Image (c) Bijeenkomst van Surinamecomite onder motto “Suriname onaafhankelijk nu” in Brakkegrond, Amsterdam, overzicht. Fotocollectie Anefo: Bert Verhoeff, Amsterdam, 1 July 1971. Nationaal Archief, collection 2.24.01.05, item 924-6929.
On July 1, 1971, this photograph was taken of a meeting in Amsterdam, organized by multiple Surinamese and Surinamese-Dutch organizations. These solidarity meetings were becoming more common at the start of the 1970s, thereby showing an increase in organized discontent, condemnation, and demonstrations,. The situation and developments in Suriname were frequently discussed during such meetings, for instance by providing information on labor strikes that occurred. Perhaps more interesting from a transatlantic perspective, however, are the four protest signs that are hanging in the background, since these were all visible in the March to Freedom that took place in Amsterdam on December 11, 1971, still four years before Suriname would gain full independence.

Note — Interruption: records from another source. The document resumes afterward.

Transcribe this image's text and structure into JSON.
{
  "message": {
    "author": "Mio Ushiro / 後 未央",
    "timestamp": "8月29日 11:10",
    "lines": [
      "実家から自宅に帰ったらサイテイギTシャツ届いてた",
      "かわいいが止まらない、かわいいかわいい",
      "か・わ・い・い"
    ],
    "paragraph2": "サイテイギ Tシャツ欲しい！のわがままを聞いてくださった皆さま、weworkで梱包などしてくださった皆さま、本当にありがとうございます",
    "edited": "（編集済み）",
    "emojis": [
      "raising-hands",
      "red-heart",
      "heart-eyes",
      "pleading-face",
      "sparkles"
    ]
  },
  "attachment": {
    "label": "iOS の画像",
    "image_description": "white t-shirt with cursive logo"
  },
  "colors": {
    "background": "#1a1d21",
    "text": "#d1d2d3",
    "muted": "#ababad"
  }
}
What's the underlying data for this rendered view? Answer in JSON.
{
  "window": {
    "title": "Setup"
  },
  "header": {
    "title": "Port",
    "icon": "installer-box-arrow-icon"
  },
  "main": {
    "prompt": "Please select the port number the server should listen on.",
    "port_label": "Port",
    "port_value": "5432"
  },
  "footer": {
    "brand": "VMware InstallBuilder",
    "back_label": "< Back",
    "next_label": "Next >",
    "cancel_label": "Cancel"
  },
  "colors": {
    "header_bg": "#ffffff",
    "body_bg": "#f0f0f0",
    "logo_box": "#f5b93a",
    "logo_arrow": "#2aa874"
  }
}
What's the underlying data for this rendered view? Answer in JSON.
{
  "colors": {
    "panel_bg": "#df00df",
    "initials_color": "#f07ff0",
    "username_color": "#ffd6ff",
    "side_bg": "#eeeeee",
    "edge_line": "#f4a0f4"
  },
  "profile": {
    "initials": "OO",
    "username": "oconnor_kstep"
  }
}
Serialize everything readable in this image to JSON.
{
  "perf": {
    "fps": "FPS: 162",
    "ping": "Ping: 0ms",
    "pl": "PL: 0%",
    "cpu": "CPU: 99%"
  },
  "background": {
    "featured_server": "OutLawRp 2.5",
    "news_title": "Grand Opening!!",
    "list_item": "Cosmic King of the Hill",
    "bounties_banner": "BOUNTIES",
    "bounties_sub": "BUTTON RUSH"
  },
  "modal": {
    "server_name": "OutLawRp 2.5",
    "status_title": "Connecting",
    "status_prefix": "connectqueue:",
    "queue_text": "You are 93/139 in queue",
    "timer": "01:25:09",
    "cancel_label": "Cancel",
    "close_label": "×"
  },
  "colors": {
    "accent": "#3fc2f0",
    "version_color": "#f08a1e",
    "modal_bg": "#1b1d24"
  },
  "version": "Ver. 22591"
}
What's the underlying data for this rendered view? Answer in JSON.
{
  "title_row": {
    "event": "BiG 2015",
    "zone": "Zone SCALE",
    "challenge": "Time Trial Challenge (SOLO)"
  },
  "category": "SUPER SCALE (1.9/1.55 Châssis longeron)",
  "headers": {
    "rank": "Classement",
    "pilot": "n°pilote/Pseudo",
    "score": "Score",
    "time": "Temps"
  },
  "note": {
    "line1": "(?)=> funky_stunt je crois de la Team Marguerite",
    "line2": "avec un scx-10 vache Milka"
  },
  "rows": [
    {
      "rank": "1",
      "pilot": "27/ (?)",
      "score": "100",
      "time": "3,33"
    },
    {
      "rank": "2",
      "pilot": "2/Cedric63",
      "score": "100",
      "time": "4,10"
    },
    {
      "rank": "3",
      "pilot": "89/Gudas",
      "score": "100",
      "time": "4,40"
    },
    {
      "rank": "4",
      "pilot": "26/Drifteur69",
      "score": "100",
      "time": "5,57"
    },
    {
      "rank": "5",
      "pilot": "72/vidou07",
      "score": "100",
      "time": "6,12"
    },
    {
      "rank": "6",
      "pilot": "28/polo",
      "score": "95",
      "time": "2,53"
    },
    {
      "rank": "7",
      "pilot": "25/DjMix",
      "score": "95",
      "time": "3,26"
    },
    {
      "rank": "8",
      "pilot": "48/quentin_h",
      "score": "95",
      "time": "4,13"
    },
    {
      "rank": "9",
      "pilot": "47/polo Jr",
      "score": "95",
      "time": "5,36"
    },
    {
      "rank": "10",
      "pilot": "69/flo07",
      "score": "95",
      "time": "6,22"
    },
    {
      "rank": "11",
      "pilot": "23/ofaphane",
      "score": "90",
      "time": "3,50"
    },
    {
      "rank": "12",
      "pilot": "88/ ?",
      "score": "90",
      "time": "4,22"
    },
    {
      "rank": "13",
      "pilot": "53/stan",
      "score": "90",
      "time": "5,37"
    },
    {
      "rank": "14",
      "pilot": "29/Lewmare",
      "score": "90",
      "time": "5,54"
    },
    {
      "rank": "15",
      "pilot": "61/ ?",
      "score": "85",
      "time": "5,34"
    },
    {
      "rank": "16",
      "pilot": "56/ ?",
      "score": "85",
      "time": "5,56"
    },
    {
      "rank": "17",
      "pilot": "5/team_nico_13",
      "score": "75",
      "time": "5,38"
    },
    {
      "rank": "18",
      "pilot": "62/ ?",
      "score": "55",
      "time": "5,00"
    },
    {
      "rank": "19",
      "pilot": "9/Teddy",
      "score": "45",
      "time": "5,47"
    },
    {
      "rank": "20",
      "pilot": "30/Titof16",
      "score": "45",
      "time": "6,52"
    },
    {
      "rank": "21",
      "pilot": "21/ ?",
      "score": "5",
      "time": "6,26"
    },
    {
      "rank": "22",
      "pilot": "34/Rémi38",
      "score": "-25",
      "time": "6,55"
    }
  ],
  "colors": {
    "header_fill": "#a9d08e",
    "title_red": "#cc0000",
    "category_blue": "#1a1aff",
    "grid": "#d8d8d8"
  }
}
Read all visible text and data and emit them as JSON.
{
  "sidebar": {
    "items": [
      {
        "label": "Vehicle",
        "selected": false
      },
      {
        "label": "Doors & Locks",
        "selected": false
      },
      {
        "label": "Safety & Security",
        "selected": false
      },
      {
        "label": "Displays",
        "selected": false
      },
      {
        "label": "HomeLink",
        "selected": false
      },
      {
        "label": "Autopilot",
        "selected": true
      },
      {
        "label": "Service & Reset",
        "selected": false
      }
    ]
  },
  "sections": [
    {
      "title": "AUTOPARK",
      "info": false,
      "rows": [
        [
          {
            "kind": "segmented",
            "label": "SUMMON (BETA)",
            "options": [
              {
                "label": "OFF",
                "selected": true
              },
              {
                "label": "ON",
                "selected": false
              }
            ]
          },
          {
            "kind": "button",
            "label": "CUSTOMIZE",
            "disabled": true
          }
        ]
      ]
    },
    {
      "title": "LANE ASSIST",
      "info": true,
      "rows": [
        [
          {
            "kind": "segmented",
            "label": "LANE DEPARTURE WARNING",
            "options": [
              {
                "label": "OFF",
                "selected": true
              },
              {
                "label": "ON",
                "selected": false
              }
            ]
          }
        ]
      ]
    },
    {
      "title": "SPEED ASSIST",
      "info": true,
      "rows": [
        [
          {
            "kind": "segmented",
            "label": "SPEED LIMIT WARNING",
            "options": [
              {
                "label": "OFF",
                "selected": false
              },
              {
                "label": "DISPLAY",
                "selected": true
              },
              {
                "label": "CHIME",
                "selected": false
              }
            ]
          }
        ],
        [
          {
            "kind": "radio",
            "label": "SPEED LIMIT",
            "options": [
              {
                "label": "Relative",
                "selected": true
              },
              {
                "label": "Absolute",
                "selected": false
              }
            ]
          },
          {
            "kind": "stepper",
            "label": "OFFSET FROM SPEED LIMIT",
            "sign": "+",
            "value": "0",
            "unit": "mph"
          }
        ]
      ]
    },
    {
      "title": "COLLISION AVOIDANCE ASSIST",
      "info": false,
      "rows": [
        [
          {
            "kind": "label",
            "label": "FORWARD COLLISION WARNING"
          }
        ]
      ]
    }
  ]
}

Amsterdam March for Freedom
The March to Freedom was organized by thirteen Surinamese and Surinamese-Dutch organizations and its main purpose was to demonstrate that they repudiated the continuing economic exploitation under the ‘commonwealth’-relationship between the Netherlands and Suriname, while also reflecting back on three-hundred years of colonialism, imperialism, and slavery through handmade protest signs, posters, and placards. These protest signs mainly express a grave discontent with the suffocating presence of Dutch colonialism and economic exploitation in Suriname, thereby also focusing on the legitimacy of reparations because of this oppression.
An interesting recurring symbol that is characteristic of this March to Freedom can be seen above the panel members in the photograph. The raised fist reappeared on a lot of protest signs, sometimes red in association with anti-capitalist socialism, sometimes black in reference to black empowerment. Exactly this latter characteristic has a transatlantic connection, as the raised black fist became an iconic symbol during the civil rights movement and black power movement in the United States, especially because of the Black Panther Party.
Although it is uncertain where the raised black fist originates from, it is definitely true that it became a globally renowned symbol during the black power movement, especially due to the Black Panthers and their attempts to empower black people to create a more equal society. Another incentive for the rise of the prominent symbol is the Olympics of ’68, during which American athletes Tommie Smith and John Carlos raised their black gloved fists during their medal ceremony.
Both the Black Panther Party and the Surinamese and Surinamese-Dutch organizations around the March to Freedom strived against discrimination and for improved living conditions for minority groups, albeit with different approaches. As the Black Panther Party culminated during the 1960s and the March to Freedom was organized in the 1970s, it could well be possible that the raised fist that was frequently portrayed on protest signs in the March to Freedom can be connected transatlantically as a form of inspiration or influence that originated in the black power movement in the United States. This enhances the understanding of transatlantic relations, as this shows transatlantic ties that date back to a period as early as the 1970s.